SINGAPORE - One of Singapore's oldest water treatment plants has been upgraded with state-of-the-art technology, in a move that will boost the Republic's water resilience in the face of climate change.
The upgraded Choa Chu Kang Waterworks, which is also more energy- and cost- efficient now, was officially opened by Minister for the Environment and Water Resources Masagos Zulkifli on Thursday morning (Aug 29).
The Choa Chu Kang plant treats water from Kranji, Pandan and Tengeh reservoirs before it is delivered to taps in homes, businesses and industry.
Climate change may cause the quality of water in Singapore's reservoirs to deteriorate, said Mr Masagos during the event.
He pointed to how rising temperatures could result in warmer waters, while intense rainfall could lead to an excessive amount of nutrient runoff being washed into waterways and reservoirs.
"These conditions are likely to fuel algae growth in the reservoirs, which will need to be removed as part of the water treatment process," said Mr Masagos.
In anticipation of such challenges, national water agency PUB has to continuously invest in new water treatment technologies and upgrade our water treatment plants, as was done in Choa Chu Kang, he added.
Professor Shane Snyder, executive director for the Nanyang Environment and Water Research Institute at the Nanyang Technological University (NTU) said the new ceramic membranes at the Choa Chu Kang plant could tackle a wide range of water quality.
"This will allow Singapore to be more secure in providing safe and reliable water to its citizens," he added.
In the $162 million project spanning three years, the old sand filtration system at the plant in the west has been replaced with ceramic filtration membranes, which are more efficient at removing suspended particles from raw water.
As part of the upgrade, ozone-biological activated carbon filters were also added to the water treatment process.
This additional step in the water treatment process further helps to destroy microbes and remove organic matter from the water, said PUB.
Similar ceramic membrane systems are also used at water treatment facilities in the Netherlands and Britain, although it is the first for Singapore.
The Choa Chu Kang plant is now also the world's largest ceramic membrane water treatment plant.
PUB chief executive Ng Joo Hee said the upgraded plant allowed the water agency to carry out advanced treatment of the tap water that is supplied to homes, commerce and industry.
He added: "That we are able to deploy this new technology on such a large scale is the result of years of research, experimentation and rigorous testing."
Choa Chu Kang Waterworks was built in two phases in 1975 and 1981 respectively, with two facilities to treat 40 million gallons per day (mgd) (181 million litres per day) of water each.
In total, the 80 mgd (362 million litres per day) of water that the plant can process is equivalent to about 145 Olympic-sized swimming pools.
In 2008, the first 40 mgd per day facility was upgraded, with polymeric membranes replacing sand filters.

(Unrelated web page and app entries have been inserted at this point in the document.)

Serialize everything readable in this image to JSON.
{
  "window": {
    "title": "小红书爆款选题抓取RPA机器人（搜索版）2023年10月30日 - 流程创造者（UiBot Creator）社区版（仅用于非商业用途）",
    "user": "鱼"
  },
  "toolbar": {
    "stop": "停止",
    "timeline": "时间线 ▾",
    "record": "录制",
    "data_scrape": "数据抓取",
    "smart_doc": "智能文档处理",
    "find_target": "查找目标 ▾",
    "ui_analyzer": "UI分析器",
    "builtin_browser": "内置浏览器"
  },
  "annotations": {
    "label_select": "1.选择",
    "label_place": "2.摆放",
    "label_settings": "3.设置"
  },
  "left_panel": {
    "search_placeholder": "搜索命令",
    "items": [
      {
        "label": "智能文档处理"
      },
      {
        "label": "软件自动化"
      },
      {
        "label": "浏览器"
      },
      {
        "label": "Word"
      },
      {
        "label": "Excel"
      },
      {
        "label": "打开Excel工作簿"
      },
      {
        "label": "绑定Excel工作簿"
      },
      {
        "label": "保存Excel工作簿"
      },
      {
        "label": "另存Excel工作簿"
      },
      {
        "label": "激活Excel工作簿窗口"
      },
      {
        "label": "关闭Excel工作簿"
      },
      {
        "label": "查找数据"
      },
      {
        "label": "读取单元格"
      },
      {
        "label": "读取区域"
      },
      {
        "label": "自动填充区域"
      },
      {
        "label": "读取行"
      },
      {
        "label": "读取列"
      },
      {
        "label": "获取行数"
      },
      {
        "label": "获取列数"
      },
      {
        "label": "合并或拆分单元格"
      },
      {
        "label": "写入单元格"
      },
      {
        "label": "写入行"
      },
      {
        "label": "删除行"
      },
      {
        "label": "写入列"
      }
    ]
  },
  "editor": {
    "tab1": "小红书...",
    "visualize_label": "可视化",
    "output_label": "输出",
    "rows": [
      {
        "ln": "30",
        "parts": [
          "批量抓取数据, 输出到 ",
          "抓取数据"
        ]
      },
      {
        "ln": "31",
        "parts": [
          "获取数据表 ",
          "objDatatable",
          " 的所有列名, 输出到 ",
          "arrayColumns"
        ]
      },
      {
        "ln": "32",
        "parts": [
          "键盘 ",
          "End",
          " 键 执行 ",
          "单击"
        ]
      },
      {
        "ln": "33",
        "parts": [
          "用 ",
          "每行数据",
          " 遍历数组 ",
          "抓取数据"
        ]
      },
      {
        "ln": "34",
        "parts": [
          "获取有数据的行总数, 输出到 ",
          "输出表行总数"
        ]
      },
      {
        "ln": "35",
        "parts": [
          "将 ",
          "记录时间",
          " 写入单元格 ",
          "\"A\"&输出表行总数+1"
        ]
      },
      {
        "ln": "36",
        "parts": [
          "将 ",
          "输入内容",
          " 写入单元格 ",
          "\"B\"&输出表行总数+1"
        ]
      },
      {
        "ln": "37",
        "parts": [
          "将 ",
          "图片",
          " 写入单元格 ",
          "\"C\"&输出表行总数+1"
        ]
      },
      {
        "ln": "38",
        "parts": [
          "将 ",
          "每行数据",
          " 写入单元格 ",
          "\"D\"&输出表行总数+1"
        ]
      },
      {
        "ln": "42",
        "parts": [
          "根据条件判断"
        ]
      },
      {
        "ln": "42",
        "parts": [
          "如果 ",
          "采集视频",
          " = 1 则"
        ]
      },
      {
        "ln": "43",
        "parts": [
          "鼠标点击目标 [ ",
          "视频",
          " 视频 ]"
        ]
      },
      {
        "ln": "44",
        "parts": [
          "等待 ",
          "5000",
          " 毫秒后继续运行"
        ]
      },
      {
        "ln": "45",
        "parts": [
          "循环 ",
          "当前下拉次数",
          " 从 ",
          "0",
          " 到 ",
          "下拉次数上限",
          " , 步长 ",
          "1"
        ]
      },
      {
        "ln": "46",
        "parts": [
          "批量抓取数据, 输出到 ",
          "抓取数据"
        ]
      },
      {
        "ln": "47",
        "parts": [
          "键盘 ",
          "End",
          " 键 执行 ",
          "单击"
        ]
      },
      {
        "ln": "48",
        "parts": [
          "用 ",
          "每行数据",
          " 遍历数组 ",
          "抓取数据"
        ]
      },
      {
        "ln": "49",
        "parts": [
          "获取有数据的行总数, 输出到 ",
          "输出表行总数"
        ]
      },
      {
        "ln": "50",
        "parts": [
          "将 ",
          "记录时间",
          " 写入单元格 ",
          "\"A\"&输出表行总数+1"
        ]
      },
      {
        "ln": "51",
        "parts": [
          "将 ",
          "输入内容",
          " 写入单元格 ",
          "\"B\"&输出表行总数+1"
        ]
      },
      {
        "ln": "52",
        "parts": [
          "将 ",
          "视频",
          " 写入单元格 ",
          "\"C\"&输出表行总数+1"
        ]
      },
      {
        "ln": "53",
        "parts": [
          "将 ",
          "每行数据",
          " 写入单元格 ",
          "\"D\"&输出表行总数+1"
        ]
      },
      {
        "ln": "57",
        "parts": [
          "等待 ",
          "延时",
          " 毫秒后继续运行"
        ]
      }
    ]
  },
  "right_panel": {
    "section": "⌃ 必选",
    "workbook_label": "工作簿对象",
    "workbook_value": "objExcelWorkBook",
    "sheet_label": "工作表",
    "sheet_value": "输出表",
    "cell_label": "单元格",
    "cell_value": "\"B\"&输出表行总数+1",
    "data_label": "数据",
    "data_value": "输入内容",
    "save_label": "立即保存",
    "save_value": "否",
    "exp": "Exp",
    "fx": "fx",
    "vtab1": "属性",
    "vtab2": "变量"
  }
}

In 2016, work to replace the sand filtration system with ceramic membranes started on the second facility. This was completed in June 2019.
NTU's Prof Snyder said ceramic membranes have numerous advantages over sand filtration systems, in terms of strength and larger filtration capacity, among others.
But most importantly, it was also safer, he said.
Ceramic membranes have uniform pore size that sand filtration systems do not, he said. This, coupled with high material stability, make them an ideal technology for pathogen removal, the most paramount aspect of water safety, said Prof Snyder, who conducts research into ceramic membrane technology.
"Ceramic membranes can be combined with oxidation technologies, such as ozonation, whereby the membrane and ozone together create a barrier that can eliminate most water contaminants, both biological and chemical," he added. "Ceramic membranes will produce a safer and higher quality water than traditional sand filtration systems."
In comparison to polymer membranes, ceramic membranes last longer, said PUB.
Ceramic membranes can last about 20 years, four times longer than the five-year lifespan of polymeric membranes.
Water loss is also reduced significantly from 5 per cent to 1 per cent with the use of ceramic membranes, the agency added.
Water is an existential issue for Singapore, Mr Masagos said on Thursday.
He said: "Climate change has made water an issue every country will have to grapple with in the near future.
"I am glad that Singapore has been on a quest to address our water issues for the longest time, and am confident that we will continue to address our water supply needs."
To further boost Singapore's water resilience even as climate change is causing rainfall patterns to change, PUB is also looking to weather-proof Singapore's water supply by treating used water and by desalination.